Coupling Structural and Adsorption Properties of Metal–Organic Frameworks: From Pore Size Distribution to Pore Type Distribution
datasetposted on 20.03.2020, 13:35 by Silvio Dantas, Alexander V. Neimark
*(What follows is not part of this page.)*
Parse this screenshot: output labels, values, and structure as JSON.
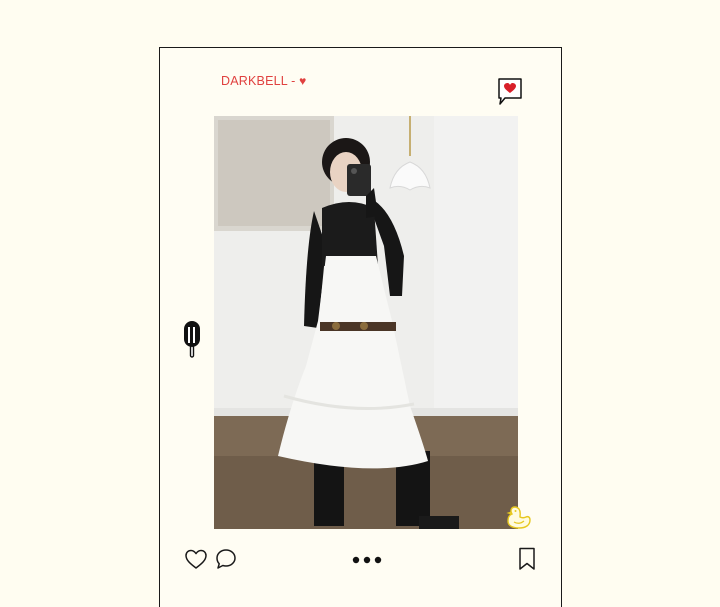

Metal–organic frameworks (MOFs) attract a rapidly growing attention across the disciplines due to their multifarious pore structures and unique ability to selectively adsorb, store, and release various guest molecules. Pore structure characterization and coupling of adsorption and structural properties are imperative for rational design of advanced MOF materials and their applications. The pore structure of MOFs represents a three-dimensional network comprised of several types of pore compartments: interconnected cages and channels distinguished by their size, shape, and chemistry. Here, we propose a novel methodology for pore structure characterization of MOF materials based on matching of the experimental adsorption isotherms to in silico-generated fingerprint isotherms of adsorption in individual pore compartments of the ideal crystal. The proposed approach couples structural and adsorption properties, determines the contributions of different types of pores into the total adsorption, and estimates to what extent the pore structure of the sample under investigation is different from the ideal crystal. The MOF pore structure is characterized by the pore type distribution (PTD), which is more informative than the traditional pore size distribution that is based on oversimplistic pore models. The method is illustrated on the example of Ar adsorption at 87 K on hydrated and dehydrated structures of Cu-BTC, one of the most well-known MOF materials. The PTD determined from the experimental isotherm provides an estimate of the crystal fraction in the sample and the accessibility and degree of hydration of different types of pore compartments. In addition, the PTD determined from the experimental adsorption isotherm is used to predict the isosteric heat of adsorption that provides important information on the specifics of adsorption interactions. The results are found to be in excellent agreement with experimental data. Such detailed information about the pore structure and adsorption properties of practical MOF samples cannot be obtained with currently available methods of adsorption characterization.